We continued our discussion as we ate, and afterwards over coffee. Having reached a stalemate over Intelligent Design, Al went back to a more traditional argument for the existence of God.
“It’s all spelled out very clearly in the Bible. Just read Genesis.”
But how did he know that the Bible was correct? He responded that the Bible was written by God, so it must be true. My head was spinning at that point, but I didn’t know if it was caused by the beer or the circular reasoning.
When Al finally left in mid-afternoon, I was starting to feel a little woozy. That sandwich wasn’t sitting very happily on my stomach. So, I decided to take a nap, and I had the strangest dream…
I dreamed that I was sitting in a bar on the waterfront in Cape Town, South Africa, drinking a beer and watching the late afternoon sunlight fade on Table Mountain. Suddenly, a very attractive young lady slid onto the bar stool next to me, smiled and struck up a conversation.
“I belong to a very small church called Brevision.”
“Never heard of it,” I said. “Tell me about it. What does the name mean?”
She smiled happily and explained, “The name is derived from Brevibacterium linens, the bacterium that is used to make Limburger cheese. The central belief of our church is that Pluto is made of Limburger cheese. ”
Now I pride myself on being a pretty cool guy, not easily bamboozled. My first thought was that she was pulling my leg, but her expression, deadly serious and intense, kept me from laughing out loud.

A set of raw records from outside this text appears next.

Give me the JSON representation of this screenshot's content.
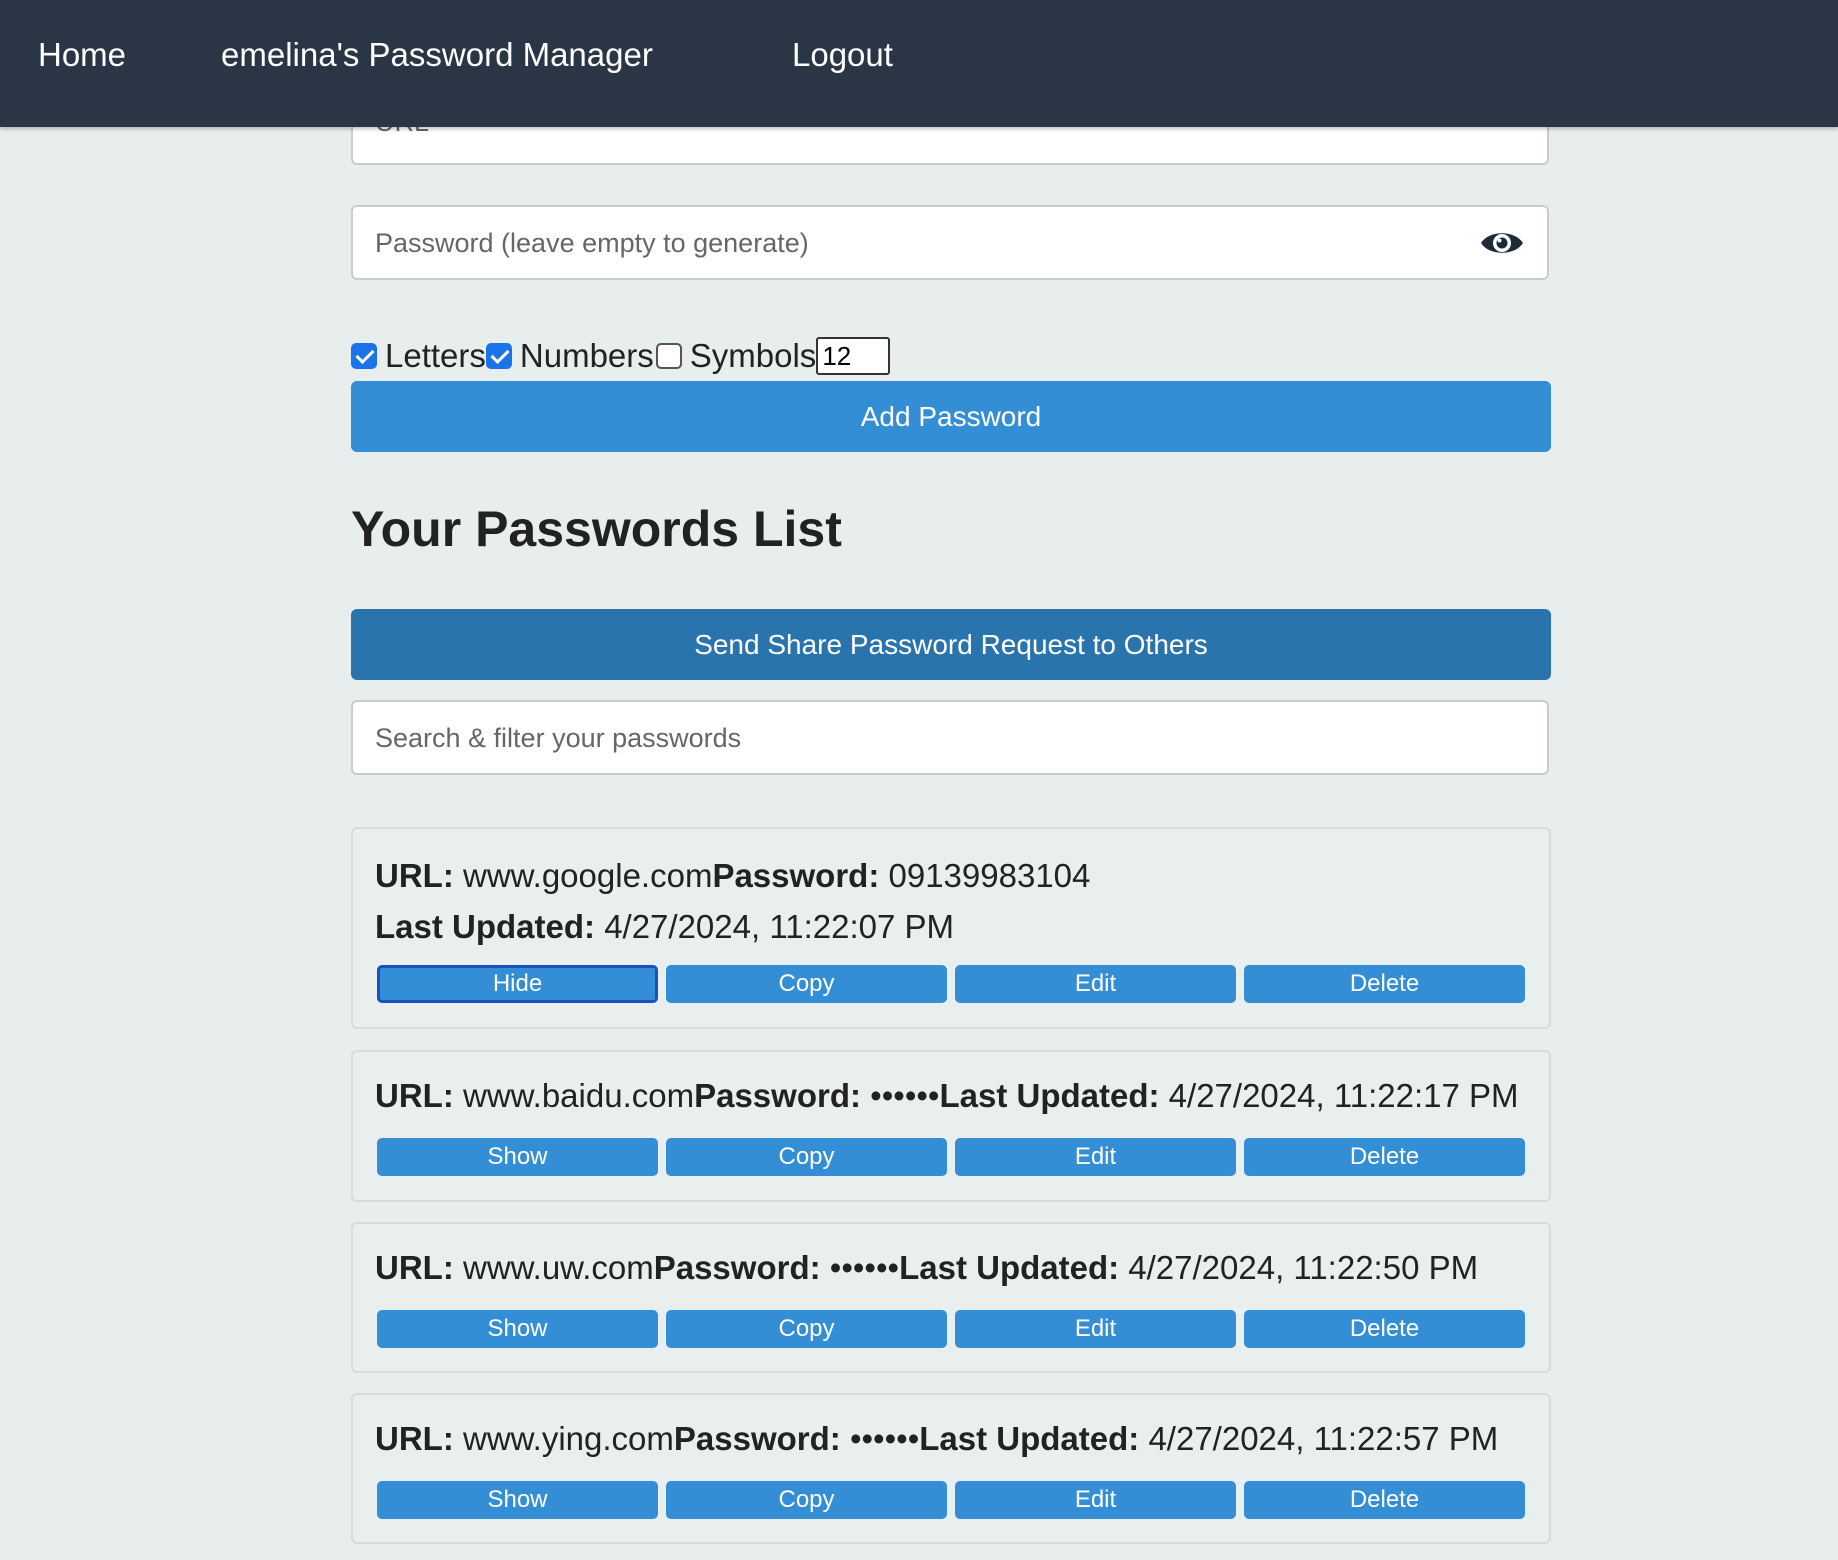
{
  "nav": {
    "home": "Home",
    "title": "emelina's Password Manager",
    "logout": "Logout"
  },
  "form": {
    "url_placeholder": "URL",
    "password_placeholder": "Password (leave empty to generate)",
    "eye_icon": "eye-icon",
    "options": {
      "letters_label": "Letters",
      "letters_checked": true,
      "numbers_label": "Numbers",
      "numbers_checked": true,
      "symbols_label": "Symbols",
      "symbols_checked": false,
      "length_value": "12"
    },
    "add_button": "Add Password"
  },
  "list": {
    "heading": "Your Passwords List",
    "share_button": "Send Share Password Request to Others",
    "search_placeholder": "Search & filter your passwords",
    "url_label": "URL:",
    "password_label": "Password:",
    "updated_label": "Last Updated:",
    "entries": [
      {
        "url": "www.google.com",
        "password": "09139983104",
        "updated": "4/27/2024, 11:22:07 PM",
        "toggle": "Hide",
        "copy": "Copy",
        "edit": "Edit",
        "delete": "Delete"
      },
      {
        "url": "www.baidu.com",
        "password": "••••••",
        "updated": "4/27/2024, 11:22:17 PM",
        "toggle": "Show",
        "copy": "Copy",
        "edit": "Edit",
        "delete": "Delete"
      },
      {
        "url": "www.uw.com",
        "password": "••••••",
        "updated": "4/27/2024, 11:22:50 PM",
        "toggle": "Show",
        "copy": "Copy",
        "edit": "Edit",
        "delete": "Delete"
      },
      {
        "url": "www.ying.com",
        "password": "••••••",
        "updated": "4/27/2024, 11:22:57 PM",
        "toggle": "Show",
        "copy": "Copy",
        "edit": "Edit",
        "delete": "Delete"
      }
    ]
  },
  "colors": {
    "navbar": "#2a3646",
    "primary_button": "#348ed6",
    "share_button": "#2a74ae",
    "background": "#e8eeee"
  }
}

“Pluto?” I bleated.
“Yes. You know, the smallest and furthest planet.”
“Ex-planet,” I corrected, trying to recover a little ground. “It has been downgraded to dwarf planet.”

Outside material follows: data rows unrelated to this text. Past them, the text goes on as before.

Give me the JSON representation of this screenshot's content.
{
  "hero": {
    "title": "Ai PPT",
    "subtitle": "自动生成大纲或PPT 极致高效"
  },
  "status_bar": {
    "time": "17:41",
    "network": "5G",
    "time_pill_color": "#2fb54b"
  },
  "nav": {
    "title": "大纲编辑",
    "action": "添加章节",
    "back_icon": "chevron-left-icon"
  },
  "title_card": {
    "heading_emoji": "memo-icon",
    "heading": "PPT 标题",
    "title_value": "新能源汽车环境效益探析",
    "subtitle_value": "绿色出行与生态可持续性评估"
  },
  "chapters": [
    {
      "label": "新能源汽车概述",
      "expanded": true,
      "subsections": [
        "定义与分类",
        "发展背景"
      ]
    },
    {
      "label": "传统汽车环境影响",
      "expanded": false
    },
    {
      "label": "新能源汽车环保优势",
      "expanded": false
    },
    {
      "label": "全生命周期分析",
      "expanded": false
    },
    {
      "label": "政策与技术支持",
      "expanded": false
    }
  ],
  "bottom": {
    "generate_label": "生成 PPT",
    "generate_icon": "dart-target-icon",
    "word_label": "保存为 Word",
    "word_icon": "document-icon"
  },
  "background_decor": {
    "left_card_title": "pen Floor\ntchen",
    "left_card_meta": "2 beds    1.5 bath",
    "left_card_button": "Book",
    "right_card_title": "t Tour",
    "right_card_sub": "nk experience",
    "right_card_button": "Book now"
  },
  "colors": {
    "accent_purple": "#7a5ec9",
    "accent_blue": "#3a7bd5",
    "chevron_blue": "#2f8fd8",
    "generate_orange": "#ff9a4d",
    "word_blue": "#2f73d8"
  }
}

An expression of annoyance crossed her flawless face. “Yes, we found that rather demeaning, but we have come to terms with it.”
“We?” I asked weakly, as I tried desperately to hold up my end of this bizarre conversation.
“Our church members. Pluto is the center of the Universe. It’s terrible that the International Astronomical Union doesn’t even recognize its importance.”
“How many members does your church have?” I asked, struggling gamely to keep it going.
“It varies. Twelve to fifteen. At the moment we are down to twelve.”
“Why do you think Pluto is made of Limburger cheese?”
“We don’t think it is. We know it is.”
“But how can you know that? Nobody has ever been there, and we have only faint and blurry images.”
“We just know,” she said, smiling an incandescent smile that made me wish I were forty or fifty years younger.
“Look,” I said. “Limburger cheese is made from cow’s milk. I think it is highly unlikely that there are cows on Pluto. So it seems to me that it is also highly unlikely that there is any Limburger cheese there.
She looked at me as if I were a child and said very condescendingly, “You must be a scientist. Your thoughts and logic are all based on your experiences here on earth. Limburger cheese is just a bunch of chemicals, and the Creator could easily make all of it that he wanted.”
“Creator? What Creator?”
Now she was eyeing me like I was an idiot.
“God, of course.”
Now I was really confused! How did we get from Limburger cheese to God?
“You think that God exists?”
She looked at me with those gorgeous eyes, and blinked. “How else can you explain all that Limburger cheese?”